The GCC chief commended the great role and constructive efforts of the Saudi King, chairman of the current term of the Supreme Council of the GCC, in the conclusion of the Sudanese-Chadian deal.

The deal is supposed to put an end to tensions between countries and to shore up security and stability in Sudan’s Darfur region.

Al-Attiya expressed hope that the deal would lead to the development of bilateral brotherly relations between both neighboring countries in the interest of their people, and even buttress security, peace and stability in the region.

Earlier on Thursday, the reconciliatory agreement was inked by President Omar Hassan al-Bashir of Sudan and President Idriss Deby of Chad on burying the hatchet and developing bilateral ties between both African nations.

Under the deal, Sudan and Chad shall promote bonds of bilateral friendship and historical ties in all fields.

Both sides shall also respect the principle of good neighborliness, shy away from interfering into each other’s internal affairs, resolve disputes by peaceful means and put a stop to armed conflicts that egregiously impact on security, stability and development in both nations.

Furthermore, both sides reiterated their full commitment to the implementation of earlier agreements, particularly the Tripoli Agreement signed on February 8, 2006.

They also vowed to thwart the use of their territories in harboring, supporting, training, transporting or financing each other’s opposition armed movements.

African Union and UN political and security efforts to re-stabilize Sudan’s Darfur region and border regions were backed by Sudan and Chad.

Direct communication channels are to be opened between both countries’ officials, and exchanged visits will be stimulated and spurred at formal and informal levels, according to the deal.

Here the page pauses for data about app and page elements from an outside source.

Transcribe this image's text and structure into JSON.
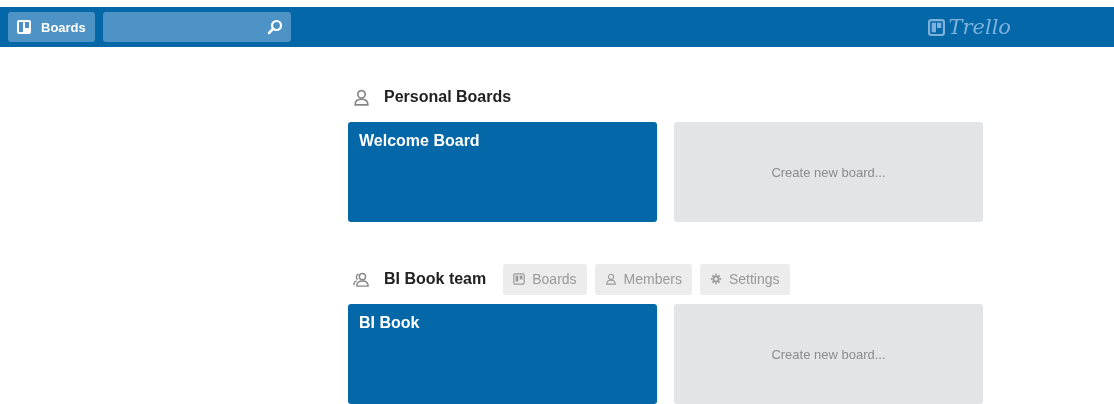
{
  "header": {
    "boards_button": "Boards",
    "logo": "Trello"
  },
  "sections": [
    {
      "kind": "personal",
      "title": "Personal Boards",
      "boards": [
        {
          "kind": "board",
          "title": "Welcome Board"
        },
        {
          "kind": "create",
          "title": "Create new board..."
        }
      ]
    },
    {
      "kind": "team",
      "title": "BI Book team",
      "tabs": [
        {
          "kind": "boards",
          "label": "Boards"
        },
        {
          "kind": "members",
          "label": "Members"
        },
        {
          "kind": "settings",
          "label": "Settings"
        }
      ],
      "boards": [
        {
          "kind": "board",
          "title": "BI Book"
        },
        {
          "kind": "create",
          "title": "Create new board..."
        }
      ]
    }
  ]
}
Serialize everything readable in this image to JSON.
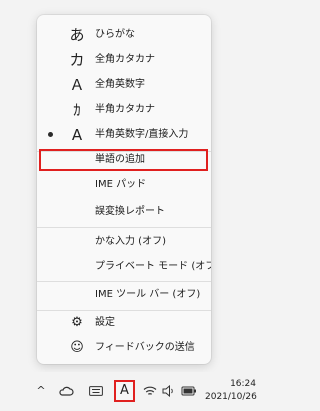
{
  "ime_menu": {
    "items": [
      {
        "glyph": "あ",
        "label": "ひらがな",
        "checked": false,
        "icon": "hiragana-icon"
      },
      {
        "glyph": "カ",
        "label": "全角カタカナ",
        "checked": false,
        "icon": "katakana-icon"
      },
      {
        "glyph": "Ａ",
        "label": "全角英数字",
        "checked": false,
        "icon": "fullwidth-alnum-icon"
      },
      {
        "glyph": "ｶ",
        "label": "半角カタカナ",
        "checked": false,
        "icon": "halfwidth-katakana-icon"
      },
      {
        "glyph": "A",
        "label": "半角英数字/直接入力",
        "checked": true,
        "icon": "halfwidth-alnum-icon"
      }
    ],
    "tools": [
      {
        "label": "単語の追加",
        "highlighted": true
      },
      {
        "label": "IME パッド"
      },
      {
        "label": "誤変換レポート"
      }
    ],
    "options": [
      {
        "label": "かな入力 (オフ)"
      },
      {
        "label": "プライベート モード (オフ)"
      },
      {
        "label": "IME ツール バー (オフ)"
      }
    ],
    "footer": [
      {
        "glyph": "⚙",
        "label": "設定",
        "icon": "gear-icon"
      },
      {
        "glyph": "☺",
        "label": "フィードバックの送信",
        "icon": "feedback-icon"
      }
    ]
  },
  "taskbar": {
    "chevron": "^",
    "ime_indicator": "A",
    "time": "16:24",
    "date": "2021/10/26"
  },
  "colors": {
    "highlight_border": "#e0201f",
    "menu_bg": "#f9f9f9"
  }
}
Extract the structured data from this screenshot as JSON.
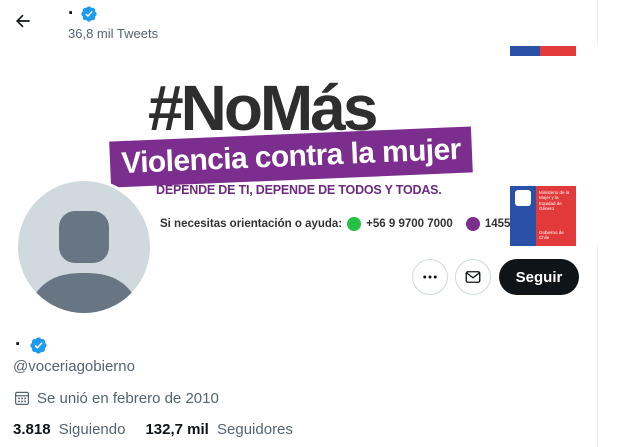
{
  "header": {
    "back_icon": "arrow-left-icon",
    "name": "·",
    "verified_icon": "verified-badge-icon",
    "tweet_count": "36,8 mil Tweets"
  },
  "banner": {
    "hashtag": "#NoMás",
    "headline": "Violencia contra la mujer",
    "tagline": "DEPENDE DE TI, DEPENDE DE TODOS Y TODAS.",
    "help_label": "Si necesitas orientación o ayuda:",
    "whatsapp_icon": "whatsapp-icon",
    "whatsapp_number": "+56 9 9700 7000",
    "phone_icon": "phone-icon",
    "phone_number": "1455",
    "ministry_text": "Ministerio de la Mujer y la Equidad de Género",
    "ministry_sub": "Gobierno de Chile"
  },
  "actions": {
    "more_icon": "more-dots-icon",
    "message_icon": "mail-icon",
    "follow_label": "Seguir"
  },
  "profile": {
    "name": "·",
    "handle": "@voceriagobierno",
    "calendar_icon": "calendar-icon",
    "joined": "Se unió en febrero de 2010",
    "following_count": "3.818",
    "following_label": "Siguiendo",
    "followers_count": "132,7 mil",
    "followers_label": "Seguidores"
  },
  "colors": {
    "verified": "#1d9bf0",
    "purple": "#7b2e8e",
    "follow_bg": "#0f1419"
  }
}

They also vowed to develop bilateral cooperation among both sides’ border regions in the economic and health fields, frontier trade, fight against trans-border, transport and communications through appropriate mechanisms and protocols.